== RECORDS FOR THE TASK

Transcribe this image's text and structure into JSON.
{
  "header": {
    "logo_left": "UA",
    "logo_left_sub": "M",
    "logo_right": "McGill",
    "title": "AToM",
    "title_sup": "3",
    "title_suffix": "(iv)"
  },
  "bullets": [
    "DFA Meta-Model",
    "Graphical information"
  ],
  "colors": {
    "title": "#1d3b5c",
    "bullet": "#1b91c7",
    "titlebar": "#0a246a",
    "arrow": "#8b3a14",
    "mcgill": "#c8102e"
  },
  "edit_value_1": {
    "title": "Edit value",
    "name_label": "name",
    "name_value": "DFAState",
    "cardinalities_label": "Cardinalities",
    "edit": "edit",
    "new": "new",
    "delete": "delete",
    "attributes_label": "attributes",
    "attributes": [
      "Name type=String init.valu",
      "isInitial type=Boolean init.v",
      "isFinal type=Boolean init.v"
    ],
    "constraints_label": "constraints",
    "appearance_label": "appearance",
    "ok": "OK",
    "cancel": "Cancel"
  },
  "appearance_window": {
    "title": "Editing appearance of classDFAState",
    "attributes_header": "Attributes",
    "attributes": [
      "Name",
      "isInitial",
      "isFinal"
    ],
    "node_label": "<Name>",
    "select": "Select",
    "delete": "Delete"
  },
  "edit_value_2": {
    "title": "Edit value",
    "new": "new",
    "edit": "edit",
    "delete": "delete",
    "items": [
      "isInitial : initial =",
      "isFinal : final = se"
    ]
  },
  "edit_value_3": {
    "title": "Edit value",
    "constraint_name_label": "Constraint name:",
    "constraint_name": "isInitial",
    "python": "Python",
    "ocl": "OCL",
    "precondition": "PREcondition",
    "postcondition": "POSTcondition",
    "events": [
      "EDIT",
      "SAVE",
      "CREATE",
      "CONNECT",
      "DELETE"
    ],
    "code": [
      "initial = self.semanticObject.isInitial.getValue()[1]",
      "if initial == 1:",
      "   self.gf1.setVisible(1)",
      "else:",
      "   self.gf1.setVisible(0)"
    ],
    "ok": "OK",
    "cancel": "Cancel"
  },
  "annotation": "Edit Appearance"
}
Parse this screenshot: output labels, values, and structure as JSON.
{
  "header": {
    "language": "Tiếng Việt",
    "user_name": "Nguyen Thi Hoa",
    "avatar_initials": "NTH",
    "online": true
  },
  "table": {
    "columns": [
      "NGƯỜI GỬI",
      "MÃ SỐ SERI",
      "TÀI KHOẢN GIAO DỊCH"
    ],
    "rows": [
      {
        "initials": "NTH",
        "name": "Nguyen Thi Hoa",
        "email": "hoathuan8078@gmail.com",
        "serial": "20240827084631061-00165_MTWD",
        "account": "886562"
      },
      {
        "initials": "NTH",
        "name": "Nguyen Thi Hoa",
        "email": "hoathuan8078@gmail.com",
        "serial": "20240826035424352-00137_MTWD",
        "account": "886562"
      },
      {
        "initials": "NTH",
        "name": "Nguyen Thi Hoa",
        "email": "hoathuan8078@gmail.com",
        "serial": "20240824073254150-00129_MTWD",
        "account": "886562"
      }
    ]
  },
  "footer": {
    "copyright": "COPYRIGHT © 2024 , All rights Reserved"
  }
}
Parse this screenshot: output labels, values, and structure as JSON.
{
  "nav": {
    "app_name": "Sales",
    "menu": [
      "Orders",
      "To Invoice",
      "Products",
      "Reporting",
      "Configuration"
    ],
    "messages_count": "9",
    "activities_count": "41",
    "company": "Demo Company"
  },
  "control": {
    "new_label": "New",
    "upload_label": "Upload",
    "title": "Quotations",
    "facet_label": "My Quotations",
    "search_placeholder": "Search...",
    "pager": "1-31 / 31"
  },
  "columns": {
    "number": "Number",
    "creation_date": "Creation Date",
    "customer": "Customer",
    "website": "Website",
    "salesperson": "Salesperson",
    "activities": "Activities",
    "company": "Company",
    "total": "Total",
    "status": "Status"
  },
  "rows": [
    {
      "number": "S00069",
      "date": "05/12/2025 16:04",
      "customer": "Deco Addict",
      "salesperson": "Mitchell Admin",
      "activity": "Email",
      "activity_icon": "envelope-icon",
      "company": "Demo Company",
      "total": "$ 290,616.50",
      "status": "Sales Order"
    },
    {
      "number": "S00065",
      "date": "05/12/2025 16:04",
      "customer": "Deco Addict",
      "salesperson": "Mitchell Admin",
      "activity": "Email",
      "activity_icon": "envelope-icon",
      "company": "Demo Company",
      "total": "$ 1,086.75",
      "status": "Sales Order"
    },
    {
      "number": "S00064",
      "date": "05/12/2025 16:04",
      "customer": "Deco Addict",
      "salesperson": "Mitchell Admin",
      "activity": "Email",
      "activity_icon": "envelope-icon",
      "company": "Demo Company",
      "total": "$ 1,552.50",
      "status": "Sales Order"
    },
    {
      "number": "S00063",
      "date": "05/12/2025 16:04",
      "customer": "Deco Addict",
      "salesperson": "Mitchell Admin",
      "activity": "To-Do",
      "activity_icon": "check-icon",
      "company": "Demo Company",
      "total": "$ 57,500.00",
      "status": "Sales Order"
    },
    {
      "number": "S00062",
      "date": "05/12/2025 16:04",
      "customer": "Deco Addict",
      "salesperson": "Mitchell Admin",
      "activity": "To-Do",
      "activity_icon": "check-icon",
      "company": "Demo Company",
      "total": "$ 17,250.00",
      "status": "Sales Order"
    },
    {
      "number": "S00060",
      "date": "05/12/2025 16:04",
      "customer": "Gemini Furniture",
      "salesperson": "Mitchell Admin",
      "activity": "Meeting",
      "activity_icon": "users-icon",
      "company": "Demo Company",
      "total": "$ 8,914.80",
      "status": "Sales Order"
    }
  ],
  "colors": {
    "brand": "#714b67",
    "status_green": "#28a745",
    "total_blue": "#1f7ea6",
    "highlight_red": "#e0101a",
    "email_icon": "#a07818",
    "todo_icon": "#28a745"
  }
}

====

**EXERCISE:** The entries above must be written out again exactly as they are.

**SOLUTION:**
Transcribe this image's text and structure into JSON.
{
  "header": {
    "logo_left": "UA",
    "logo_left_sub": "M",
    "logo_right": "McGill",
    "title": "AToM",
    "title_sup": "3",
    "title_suffix": "(iv)"
  },
  "bullets": [
    "DFA Meta-Model",
    "Graphical information"
  ],
  "colors": {
    "title": "#1d3b5c",
    "bullet": "#1b91c7",
    "titlebar": "#0a246a",
    "arrow": "#8b3a14",
    "mcgill": "#c8102e"
  },
  "edit_value_1": {
    "title": "Edit value",
    "name_label": "name",
    "name_value": "DFAState",
    "cardinalities_label": "Cardinalities",
    "edit": "edit",
    "new": "new",
    "delete": "delete",
    "attributes_label": "attributes",
    "attributes": [
      "Name type=String init.valu",
      "isInitial type=Boolean init.v",
      "isFinal type=Boolean init.v"
    ],
    "constraints_label": "constraints",
    "appearance_label": "appearance",
    "ok": "OK",
    "cancel": "Cancel"
  },
  "appearance_window": {
    "title": "Editing appearance of classDFAState",
    "attributes_header": "Attributes",
    "attributes": [
      "Name",
      "isInitial",
      "isFinal"
    ],
    "node_label": "<Name>",
    "select": "Select",
    "delete": "Delete"
  },
  "edit_value_2": {
    "title": "Edit value",
    "new": "new",
    "edit": "edit",
    "delete": "delete",
    "items": [
      "isInitial : initial =",
      "isFinal : final = se"
    ]
  },
  "edit_value_3": {
    "title": "Edit value",
    "constraint_name_label": "Constraint name:",
    "constraint_name": "isInitial",
    "python": "Python",
    "ocl": "OCL",
    "precondition": "PREcondition",
    "postcondition": "POSTcondition",
    "events": [
      "EDIT",
      "SAVE",
      "CREATE",
      "CONNECT",
      "DELETE"
    ],
    "code": [
      "initial = self.semanticObject.isInitial.getValue()[1]",
      "if initial == 1:",
      "   self.gf1.setVisible(1)",
      "else:",
      "   self.gf1.setVisible(0)"
    ],
    "ok": "OK",
    "cancel": "Cancel"
  },
  "annotation": "Edit Appearance"
}
Parse this screenshot: output labels, values, and structure as JSON.
{
  "header": {
    "language": "Tiếng Việt",
    "user_name": "Nguyen Thi Hoa",
    "avatar_initials": "NTH",
    "online": true
  },
  "table": {
    "columns": [
      "NGƯỜI GỬI",
      "MÃ SỐ SERI",
      "TÀI KHOẢN GIAO DỊCH"
    ],
    "rows": [
      {
        "initials": "NTH",
        "name": "Nguyen Thi Hoa",
        "email": "hoathuan8078@gmail.com",
        "serial": "20240827084631061-00165_MTWD",
        "account": "886562"
      },
      {
        "initials": "NTH",
        "name": "Nguyen Thi Hoa",
        "email": "hoathuan8078@gmail.com",
        "serial": "20240826035424352-00137_MTWD",
        "account": "886562"
      },
      {
        "initials": "NTH",
        "name": "Nguyen Thi Hoa",
        "email": "hoathuan8078@gmail.com",
        "serial": "20240824073254150-00129_MTWD",
        "account": "886562"
      }
    ]
  },
  "footer": {
    "copyright": "COPYRIGHT © 2024 , All rights Reserved"
  }
}
Parse this screenshot: output labels, values, and structure as JSON.
{
  "nav": {
    "app_name": "Sales",
    "menu": [
      "Orders",
      "To Invoice",
      "Products",
      "Reporting",
      "Configuration"
    ],
    "messages_count": "9",
    "activities_count": "41",
    "company": "Demo Company"
  },
  "control": {
    "new_label": "New",
    "upload_label": "Upload",
    "title": "Quotations",
    "facet_label": "My Quotations",
    "search_placeholder": "Search...",
    "pager": "1-31 / 31"
  },
  "columns": {
    "number": "Number",
    "creation_date": "Creation Date",
    "customer": "Customer",
    "website": "Website",
    "salesperson": "Salesperson",
    "activities": "Activities",
    "company": "Company",
    "total": "Total",
    "status": "Status"
  },
  "rows": [
    {
      "number": "S00069",
      "date": "05/12/2025 16:04",
      "customer": "Deco Addict",
      "salesperson": "Mitchell Admin",
      "activity": "Email",
      "activity_icon": "envelope-icon",
      "company": "Demo Company",
      "total": "$ 290,616.50",
      "status": "Sales Order"
    },
    {
      "number": "S00065",
      "date": "05/12/2025 16:04",
      "customer": "Deco Addict",
      "salesperson": "Mitchell Admin",
      "activity": "Email",
      "activity_icon": "envelope-icon",
      "company": "Demo Company",
      "total": "$ 1,086.75",
      "status": "Sales Order"
    },
    {
      "number": "S00064",
      "date": "05/12/2025 16:04",
      "customer": "Deco Addict",
      "salesperson": "Mitchell Admin",
      "activity": "Email",
      "activity_icon": "envelope-icon",
      "company": "Demo Company",
      "total": "$ 1,552.50",
      "status": "Sales Order"
    },
    {
      "number": "S00063",
      "date": "05/12/2025 16:04",
      "customer": "Deco Addict",
      "salesperson": "Mitchell Admin",
      "activity": "To-Do",
      "activity_icon": "check-icon",
      "company": "Demo Company",
      "total": "$ 57,500.00",
      "status": "Sales Order"
    },
    {
      "number": "S00062",
      "date": "05/12/2025 16:04",
      "customer": "Deco Addict",
      "salesperson": "Mitchell Admin",
      "activity": "To-Do",
      "activity_icon": "check-icon",
      "company": "Demo Company",
      "total": "$ 17,250.00",
      "status": "Sales Order"
    },
    {
      "number": "S00060",
      "date": "05/12/2025 16:04",
      "customer": "Gemini Furniture",
      "salesperson": "Mitchell Admin",
      "activity": "Meeting",
      "activity_icon": "users-icon",
      "company": "Demo Company",
      "total": "$ 8,914.80",
      "status": "Sales Order"
    }
  ],
  "colors": {
    "brand": "#714b67",
    "status_green": "#28a745",
    "total_blue": "#1f7ea6",
    "highlight_red": "#e0101a",
    "email_icon": "#a07818",
    "todo_icon": "#28a745"
  }
}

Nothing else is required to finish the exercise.